● What you need to do
Every single record needs to be restated word for word.
------------------------------------------------------------
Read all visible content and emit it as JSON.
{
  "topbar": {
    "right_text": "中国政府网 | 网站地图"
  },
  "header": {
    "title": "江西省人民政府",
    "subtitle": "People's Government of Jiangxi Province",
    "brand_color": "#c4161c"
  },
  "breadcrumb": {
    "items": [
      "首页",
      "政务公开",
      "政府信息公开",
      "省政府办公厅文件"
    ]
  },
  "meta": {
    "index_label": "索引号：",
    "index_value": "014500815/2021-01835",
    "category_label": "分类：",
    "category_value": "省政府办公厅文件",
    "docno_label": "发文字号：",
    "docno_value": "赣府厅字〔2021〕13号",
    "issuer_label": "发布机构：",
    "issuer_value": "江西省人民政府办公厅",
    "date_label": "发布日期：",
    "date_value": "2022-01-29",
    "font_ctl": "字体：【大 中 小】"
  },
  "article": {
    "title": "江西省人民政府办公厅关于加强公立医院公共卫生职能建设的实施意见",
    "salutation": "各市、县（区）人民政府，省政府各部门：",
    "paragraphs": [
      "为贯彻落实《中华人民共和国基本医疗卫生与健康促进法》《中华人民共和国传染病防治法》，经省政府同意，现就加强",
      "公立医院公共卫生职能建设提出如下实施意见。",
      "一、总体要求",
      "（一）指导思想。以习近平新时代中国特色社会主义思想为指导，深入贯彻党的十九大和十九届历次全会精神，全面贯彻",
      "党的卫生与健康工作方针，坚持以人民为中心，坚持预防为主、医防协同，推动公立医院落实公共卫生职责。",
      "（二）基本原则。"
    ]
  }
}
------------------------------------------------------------
● Written solution
Read all visible content and emit it as JSON.
{
  "topbar": {
    "right_text": "中国政府网 | 网站地图"
  },
  "header": {
    "title": "江西省人民政府",
    "subtitle": "People's Government of Jiangxi Province",
    "brand_color": "#c4161c"
  },
  "breadcrumb": {
    "items": [
      "首页",
      "政务公开",
      "政府信息公开",
      "省政府办公厅文件"
    ]
  },
  "meta": {
    "index_label": "索引号：",
    "index_value": "014500815/2021-01835",
    "category_label": "分类：",
    "category_value": "省政府办公厅文件",
    "docno_label": "发文字号：",
    "docno_value": "赣府厅字〔2021〕13号",
    "issuer_label": "发布机构：",
    "issuer_value": "江西省人民政府办公厅",
    "date_label": "发布日期：",
    "date_value": "2022-01-29",
    "font_ctl": "字体：【大 中 小】"
  },
  "article": {
    "title": "江西省人民政府办公厅关于加强公立医院公共卫生职能建设的实施意见",
    "salutation": "各市、县（区）人民政府，省政府各部门：",
    "paragraphs": [
      "为贯彻落实《中华人民共和国基本医疗卫生与健康促进法》《中华人民共和国传染病防治法》，经省政府同意，现就加强",
      "公立医院公共卫生职能建设提出如下实施意见。",
      "一、总体要求",
      "（一）指导思想。以习近平新时代中国特色社会主义思想为指导，深入贯彻党的十九大和十九届历次全会精神，全面贯彻",
      "党的卫生与健康工作方针，坚持以人民为中心，坚持预防为主、医防协同，推动公立医院落实公共卫生职责。",
      "（二）基本原则。"
    ]
  }
}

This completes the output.